DESCRIPTION OF THE TASK:
Scan the entries for "legend". Every line that holds it is to be copied.

Extracted data entries:
=== Section Start ===

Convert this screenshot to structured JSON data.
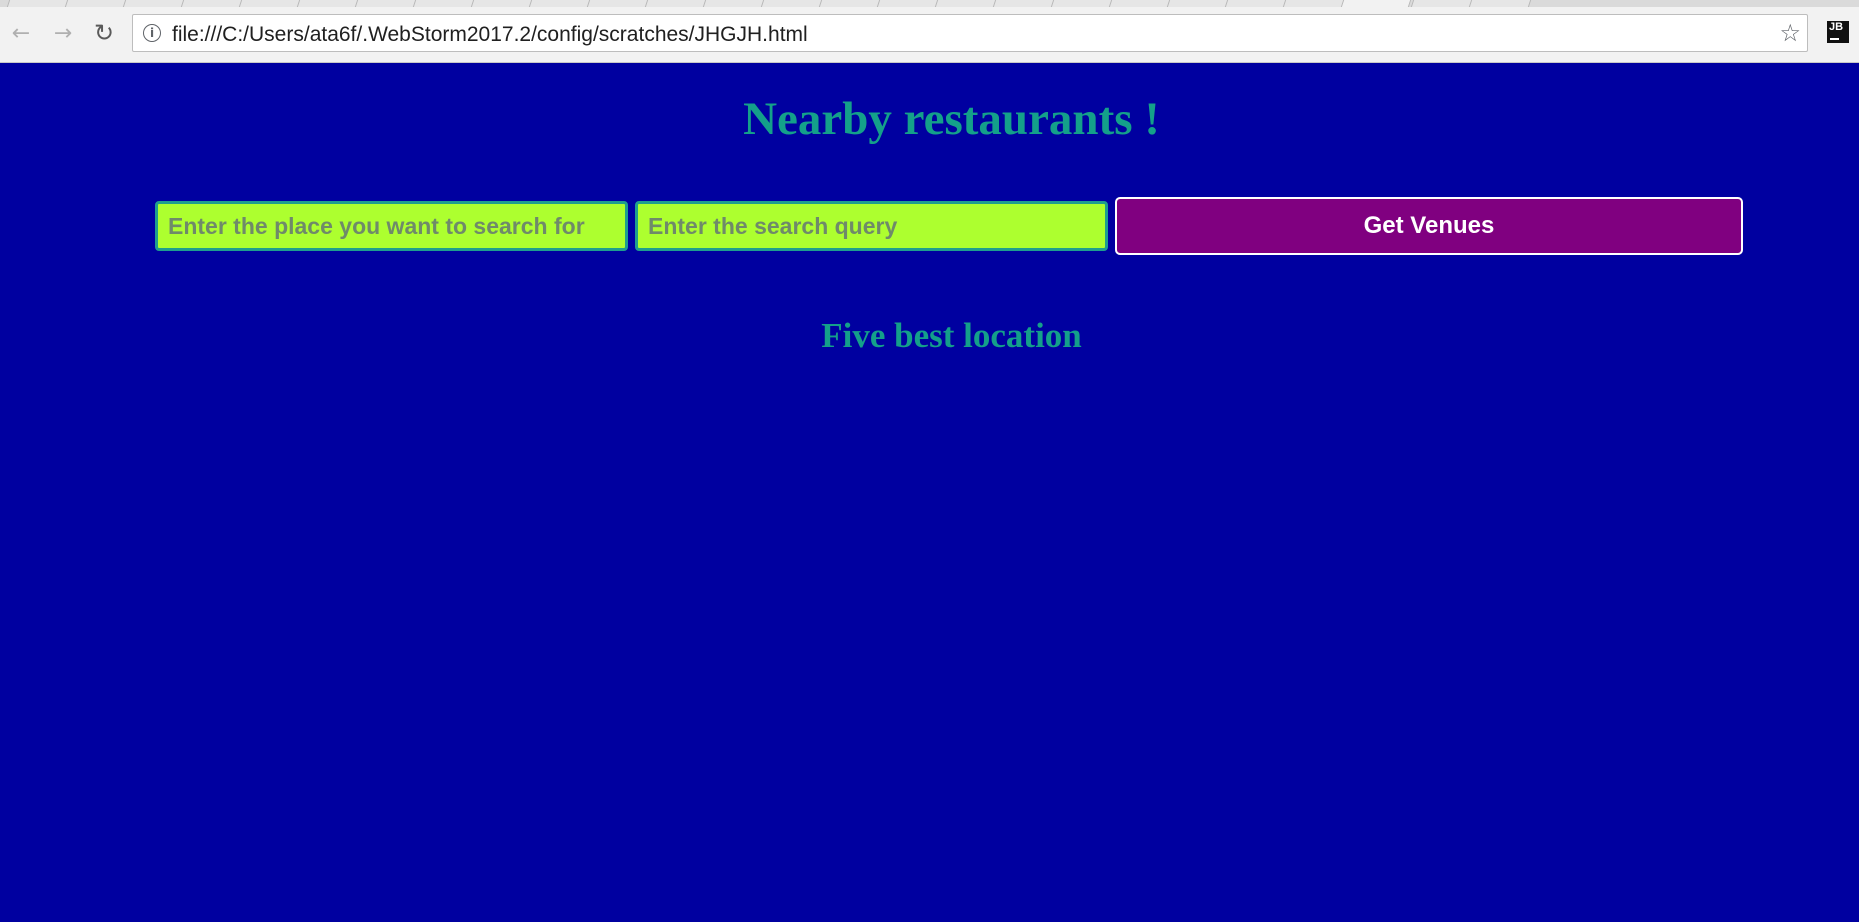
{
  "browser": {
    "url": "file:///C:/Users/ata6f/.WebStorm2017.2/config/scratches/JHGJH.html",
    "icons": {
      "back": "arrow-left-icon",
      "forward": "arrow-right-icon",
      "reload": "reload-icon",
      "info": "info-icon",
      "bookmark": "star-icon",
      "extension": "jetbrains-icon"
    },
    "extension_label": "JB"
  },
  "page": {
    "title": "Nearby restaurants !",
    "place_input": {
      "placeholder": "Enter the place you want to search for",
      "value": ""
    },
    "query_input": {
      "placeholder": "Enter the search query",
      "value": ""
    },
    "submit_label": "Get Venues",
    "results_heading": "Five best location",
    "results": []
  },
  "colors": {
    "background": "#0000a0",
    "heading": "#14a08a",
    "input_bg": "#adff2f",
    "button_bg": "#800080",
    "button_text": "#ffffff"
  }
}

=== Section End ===
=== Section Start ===

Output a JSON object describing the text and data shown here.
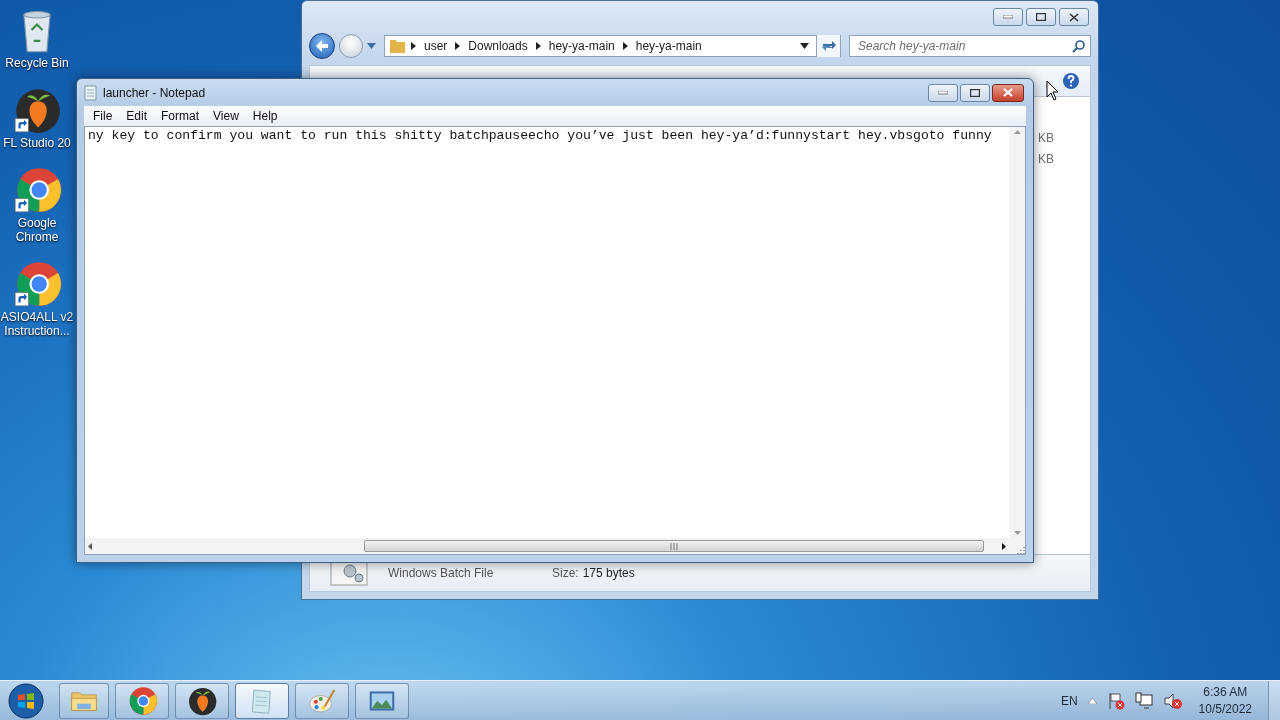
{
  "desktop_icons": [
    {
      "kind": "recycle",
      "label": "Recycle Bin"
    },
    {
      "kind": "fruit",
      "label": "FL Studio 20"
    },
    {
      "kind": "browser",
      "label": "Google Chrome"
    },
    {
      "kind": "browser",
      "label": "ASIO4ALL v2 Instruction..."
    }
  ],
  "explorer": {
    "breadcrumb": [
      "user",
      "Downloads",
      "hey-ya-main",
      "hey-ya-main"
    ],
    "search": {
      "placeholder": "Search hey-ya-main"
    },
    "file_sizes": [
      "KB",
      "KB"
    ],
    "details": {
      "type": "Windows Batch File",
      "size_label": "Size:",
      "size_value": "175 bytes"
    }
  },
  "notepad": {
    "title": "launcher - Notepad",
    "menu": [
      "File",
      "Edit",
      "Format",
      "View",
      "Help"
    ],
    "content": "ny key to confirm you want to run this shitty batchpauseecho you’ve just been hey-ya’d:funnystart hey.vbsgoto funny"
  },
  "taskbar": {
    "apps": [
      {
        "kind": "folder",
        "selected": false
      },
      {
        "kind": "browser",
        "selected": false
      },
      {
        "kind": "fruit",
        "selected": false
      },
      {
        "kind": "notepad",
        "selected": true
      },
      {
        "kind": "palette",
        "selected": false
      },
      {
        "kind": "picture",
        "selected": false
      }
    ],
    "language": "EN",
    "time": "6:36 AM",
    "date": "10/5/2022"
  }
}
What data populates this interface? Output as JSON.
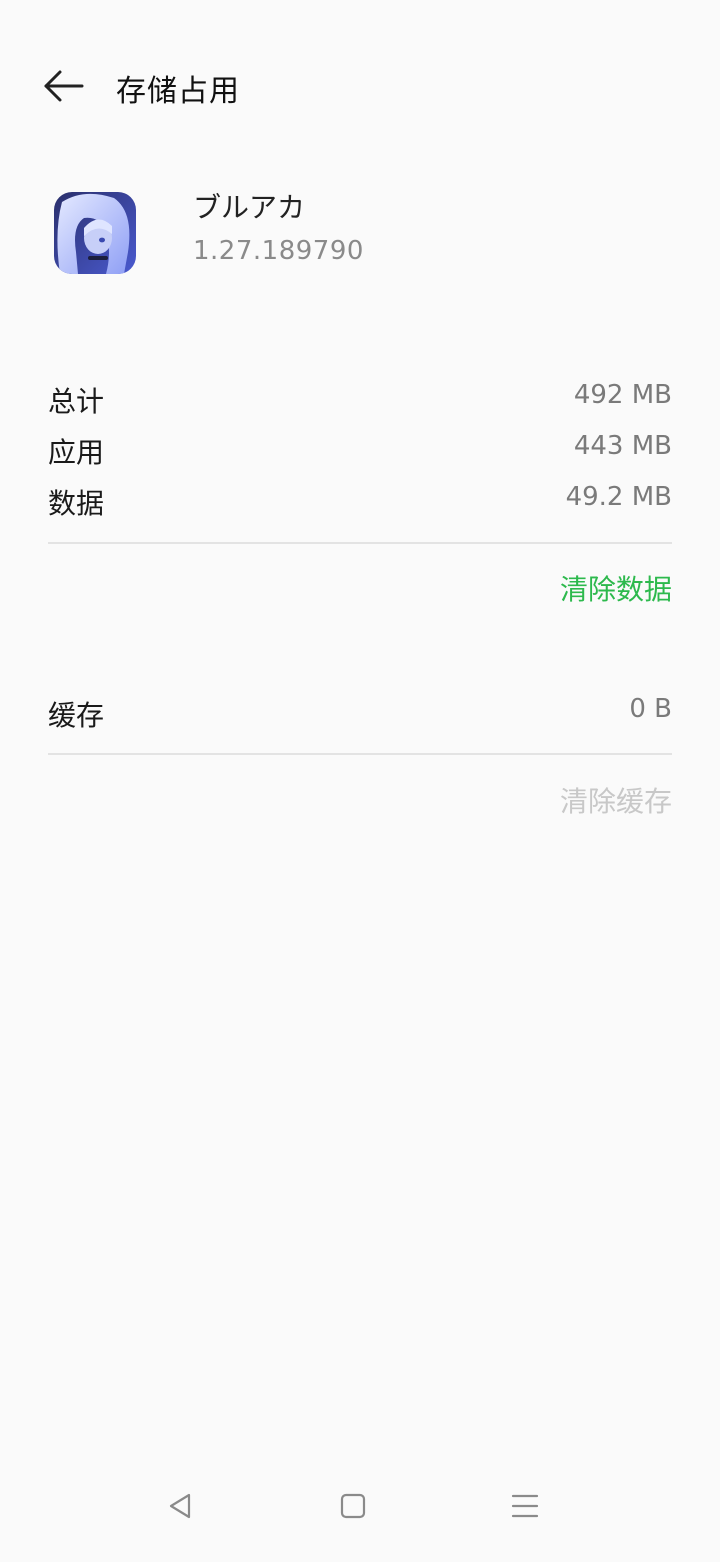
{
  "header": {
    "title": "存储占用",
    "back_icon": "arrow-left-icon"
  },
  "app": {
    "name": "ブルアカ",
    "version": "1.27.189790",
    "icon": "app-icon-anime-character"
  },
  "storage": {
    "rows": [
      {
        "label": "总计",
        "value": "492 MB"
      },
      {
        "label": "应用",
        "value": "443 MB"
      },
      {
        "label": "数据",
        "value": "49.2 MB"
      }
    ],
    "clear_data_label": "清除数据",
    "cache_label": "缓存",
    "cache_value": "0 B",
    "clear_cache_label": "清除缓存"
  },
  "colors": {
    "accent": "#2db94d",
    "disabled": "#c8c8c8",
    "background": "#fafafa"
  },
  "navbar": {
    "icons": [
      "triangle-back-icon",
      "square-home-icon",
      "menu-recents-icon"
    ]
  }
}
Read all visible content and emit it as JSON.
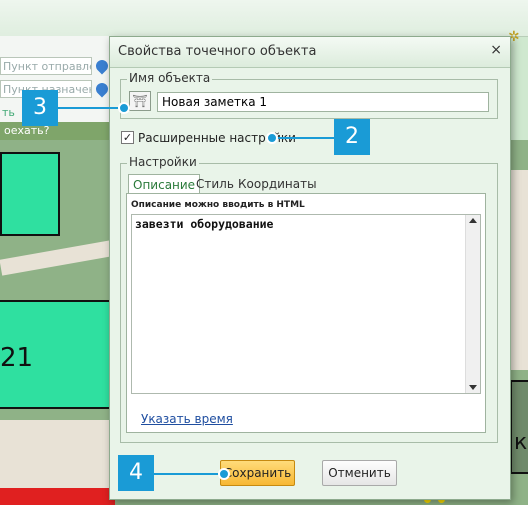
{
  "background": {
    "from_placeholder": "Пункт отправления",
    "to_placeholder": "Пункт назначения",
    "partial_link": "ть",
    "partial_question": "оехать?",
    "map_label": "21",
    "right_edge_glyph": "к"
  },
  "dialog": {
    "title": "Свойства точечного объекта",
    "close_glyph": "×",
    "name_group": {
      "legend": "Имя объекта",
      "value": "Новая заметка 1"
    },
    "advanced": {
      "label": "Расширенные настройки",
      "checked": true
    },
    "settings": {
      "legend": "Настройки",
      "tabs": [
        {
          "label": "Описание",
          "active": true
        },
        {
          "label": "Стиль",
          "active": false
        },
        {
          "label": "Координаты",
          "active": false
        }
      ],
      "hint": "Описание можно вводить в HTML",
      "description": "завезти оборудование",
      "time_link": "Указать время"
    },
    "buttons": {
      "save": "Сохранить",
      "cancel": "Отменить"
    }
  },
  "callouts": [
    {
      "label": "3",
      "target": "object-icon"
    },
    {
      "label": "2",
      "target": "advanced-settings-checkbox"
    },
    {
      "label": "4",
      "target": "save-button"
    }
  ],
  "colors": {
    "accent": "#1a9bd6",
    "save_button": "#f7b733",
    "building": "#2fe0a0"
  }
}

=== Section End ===

YOUR RESPONSE:
      "legend": "Имя объекта",
      "legend": "Настройки",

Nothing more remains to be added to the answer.